Acquisition process  

Te Papa has a Collection Development Policy, which provides the overarching policy and guiding principles for collection development. This includes principles in relation to kaitiakitanga (guardianship) of taonga (treasures), repatriation, the management of kōiwi tangata (human remains), acquisition and deacessioning procedures, and protocols for resolution of conflict of interest for those involved in collection development for Te Papa.

This policy is supported by Te Papa’s Acquisitions Strategy, which establishes acquisition procedures and priorities for collection development over a three-year period. It is reviewed annually.
 
Te Papa collects significant cultural property and information related to its Mission, in order to document, illustrate, and explore the natural and cultural heritage of New Zealand and those parts of the world that have contributed to its identity. It does this to:

  • capture the imagination of New Zealanders by exploring our natural and cultural  heritage
  • give physical and visual presence to the concepts, values, ideas, and information that Te Papa disseminates to users by all media
  • form part of the record of scholarship, including mātauranga Māori (Māori knowledge systems)
  • provide a resource for research.

Another important component of Te Papa's collection development strategy is commissioning artists to produce major new works that represent a wide variety of art interests and communities.
 
Commissions are displayed throughout the Museum and position Te Papa as a contemporary leader in the field of new visual culture.

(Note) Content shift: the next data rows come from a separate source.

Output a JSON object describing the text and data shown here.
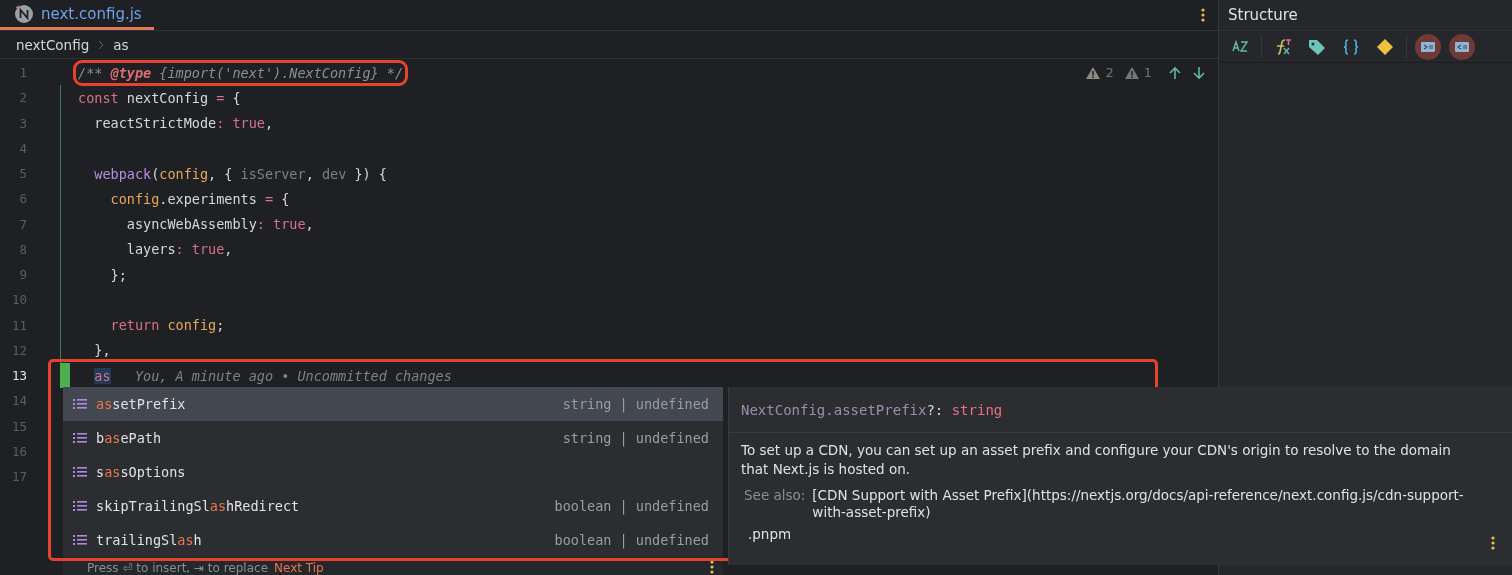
{
  "tabs": [
    {
      "label": "next.config.js",
      "selected": true
    }
  ],
  "breadcrumbs": [
    "nextConfig",
    "as"
  ],
  "inspections": [
    {
      "kind": "warning",
      "count": "2"
    },
    {
      "kind": "weak-warning",
      "count": "1"
    }
  ],
  "lines": [
    {
      "number": "1",
      "current": false,
      "changed": false,
      "outlined": true,
      "tokens": [
        {
          "kind": "comment",
          "text": "/** "
        },
        {
          "kind": "doctag",
          "text": "@type"
        },
        {
          "kind": "comment",
          "text": " {import('next').NextConfig} */"
        }
      ]
    },
    {
      "number": "2",
      "current": false,
      "changed": true,
      "outlined": false,
      "tokens": [
        {
          "kind": "keyword",
          "text": "const "
        },
        {
          "kind": "plain",
          "text": "nextConfig "
        },
        {
          "kind": "keyword",
          "text": "= "
        },
        {
          "kind": "plain",
          "text": "{"
        }
      ]
    },
    {
      "number": "3",
      "current": false,
      "changed": true,
      "outlined": false,
      "tokens": [
        {
          "kind": "plain",
          "text": "  reactStrictMode"
        },
        {
          "kind": "keyword",
          "text": ": true"
        },
        {
          "kind": "plain",
          "text": ","
        }
      ]
    },
    {
      "number": "4",
      "current": false,
      "changed": true,
      "outlined": false
    },
    {
      "number": "5",
      "current": false,
      "changed": true,
      "outlined": false,
      "tokens": [
        {
          "kind": "function",
          "text": "  webpack"
        },
        {
          "kind": "plain",
          "text": "("
        },
        {
          "kind": "param",
          "text": "config"
        },
        {
          "kind": "plain",
          "text": ", { "
        },
        {
          "kind": "unused",
          "text": "isServer"
        },
        {
          "kind": "plain",
          "text": ", "
        },
        {
          "kind": "unused",
          "text": "dev"
        },
        {
          "kind": "plain",
          "text": " }) {"
        }
      ]
    },
    {
      "number": "6",
      "current": false,
      "changed": true,
      "outlined": false,
      "tokens": [
        {
          "kind": "param",
          "text": "    config"
        },
        {
          "kind": "plain",
          "text": ".experiments "
        },
        {
          "kind": "keyword",
          "text": "= "
        },
        {
          "kind": "plain",
          "text": "{"
        }
      ]
    },
    {
      "number": "7",
      "current": false,
      "changed": true,
      "outlined": false,
      "tokens": [
        {
          "kind": "plain",
          "text": "      asyncWebAssembly"
        },
        {
          "kind": "keyword",
          "text": ": true"
        },
        {
          "kind": "plain",
          "text": ","
        }
      ]
    },
    {
      "number": "8",
      "current": false,
      "changed": true,
      "outlined": false,
      "tokens": [
        {
          "kind": "plain",
          "text": "      layers"
        },
        {
          "kind": "keyword",
          "text": ": true"
        },
        {
          "kind": "plain",
          "text": ","
        }
      ]
    },
    {
      "number": "9",
      "current": false,
      "changed": true,
      "outlined": false,
      "tokens": [
        {
          "kind": "plain",
          "text": "    };"
        }
      ]
    },
    {
      "number": "10",
      "current": false,
      "changed": true,
      "outlined": false
    },
    {
      "number": "11",
      "current": false,
      "changed": true,
      "outlined": false,
      "tokens": [
        {
          "kind": "keyword",
          "text": "    return "
        },
        {
          "kind": "param",
          "text": "config"
        },
        {
          "kind": "plain",
          "text": ";"
        }
      ]
    },
    {
      "number": "12",
      "current": false,
      "changed": true,
      "outlined": false,
      "tokens": [
        {
          "kind": "plain",
          "text": "  },"
        }
      ]
    },
    {
      "number": "13",
      "current": true,
      "changed": true,
      "outlined": false,
      "tokens": [
        {
          "kind": "typed",
          "text": "as"
        },
        {
          "kind": "blame",
          "text": "You, A minute ago • Uncommitted changes"
        }
      ]
    },
    {
      "number": "14",
      "current": false,
      "changed": false,
      "outlined": false
    },
    {
      "number": "15",
      "current": false,
      "changed": false,
      "outlined": false
    },
    {
      "number": "16",
      "current": false,
      "changed": false,
      "outlined": false
    },
    {
      "number": "17",
      "current": false,
      "changed": false,
      "outlined": false
    }
  ],
  "completion": {
    "outlined": true,
    "items": [
      {
        "selected": true,
        "name": [
          {
            "text": "as",
            "match": true
          },
          {
            "text": "setPrefix",
            "match": false
          }
        ],
        "type": "string | undefined"
      },
      {
        "selected": false,
        "name": [
          {
            "text": "b",
            "match": false
          },
          {
            "text": "as",
            "match": true
          },
          {
            "text": "ePath",
            "match": false
          }
        ],
        "type": "string | undefined"
      },
      {
        "selected": false,
        "name": [
          {
            "text": "s",
            "match": false
          },
          {
            "text": "as",
            "match": true
          },
          {
            "text": "sOptions",
            "match": false
          }
        ]
      },
      {
        "selected": false,
        "name": [
          {
            "text": "skipTrailingSl",
            "match": false
          },
          {
            "text": "as",
            "match": true
          },
          {
            "text": "hRedirect",
            "match": false
          }
        ],
        "type": "boolean | undefined"
      },
      {
        "selected": false,
        "name": [
          {
            "text": "trailingSl",
            "match": false
          },
          {
            "text": "as",
            "match": true
          },
          {
            "text": "h",
            "match": false
          }
        ],
        "type": "boolean | undefined"
      }
    ],
    "hint": "Press ⏎ to insert, ⇥ to replace",
    "tip_link": "Next Tip"
  },
  "documentation": {
    "qualifier": "NextConfig.assetPrefix",
    "separator": "?:",
    "type": "string",
    "description": "To set up a CDN, you can set up an asset prefix and configure your CDN's origin to resolve to the domain that Next.js is hosted on.",
    "see_also_label": "See also:",
    "see_also": "[CDN Support with Asset Prefix](https://nextjs.org/docs/api-reference/next.config.js/cdn-support-with-asset-prefix)",
    "location": ".pnpm"
  },
  "structure": {
    "title": "Structure",
    "tools": [
      {
        "kind": "sort",
        "highlighted": false
      },
      {
        "kind": "function",
        "highlighted": false
      },
      {
        "kind": "tag",
        "highlighted": false
      },
      {
        "kind": "braces",
        "highlighted": false
      },
      {
        "kind": "diamond",
        "highlighted": false
      },
      {
        "kind": "expand",
        "highlighted": true
      },
      {
        "kind": "collapse",
        "highlighted": true
      }
    ]
  }
}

The collection is, and will continue to grow as, a resource of cultural items of great significance to the people of New Zealand - the Museum’s primary emphasis is on collecting items that have, or might grow to have, iconic value for New Zealand.
 
Te Papa receives funding from the government for the development of its collections, which enables the Museum to acquire major items of national significance.